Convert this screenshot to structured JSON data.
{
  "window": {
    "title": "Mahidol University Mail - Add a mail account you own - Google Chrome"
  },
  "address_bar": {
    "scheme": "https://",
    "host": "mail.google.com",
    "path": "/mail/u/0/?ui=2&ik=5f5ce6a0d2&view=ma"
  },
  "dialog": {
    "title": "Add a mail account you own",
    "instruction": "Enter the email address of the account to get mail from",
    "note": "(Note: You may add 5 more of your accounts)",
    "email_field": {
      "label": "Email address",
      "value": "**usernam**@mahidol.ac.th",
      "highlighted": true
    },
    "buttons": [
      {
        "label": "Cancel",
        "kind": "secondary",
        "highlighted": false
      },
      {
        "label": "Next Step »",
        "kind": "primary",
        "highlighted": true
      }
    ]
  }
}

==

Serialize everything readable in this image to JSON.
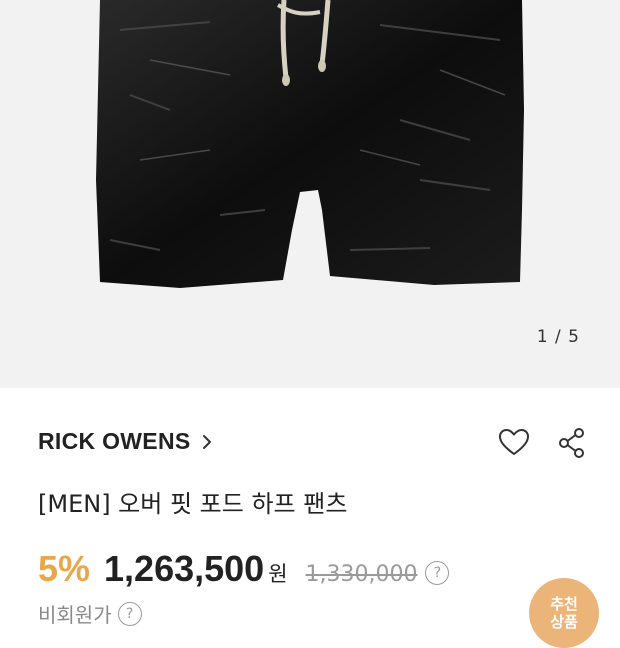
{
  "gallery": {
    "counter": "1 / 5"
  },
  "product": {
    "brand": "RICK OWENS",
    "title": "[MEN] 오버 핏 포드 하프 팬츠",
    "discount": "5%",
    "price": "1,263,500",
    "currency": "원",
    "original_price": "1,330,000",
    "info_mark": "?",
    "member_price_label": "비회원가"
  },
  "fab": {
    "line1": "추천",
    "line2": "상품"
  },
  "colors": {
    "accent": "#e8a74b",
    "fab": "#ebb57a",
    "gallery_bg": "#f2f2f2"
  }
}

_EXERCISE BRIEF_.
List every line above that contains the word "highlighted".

_ANSWER BOX_.
      "highlighted": true
        "highlighted": false
        "highlighted": true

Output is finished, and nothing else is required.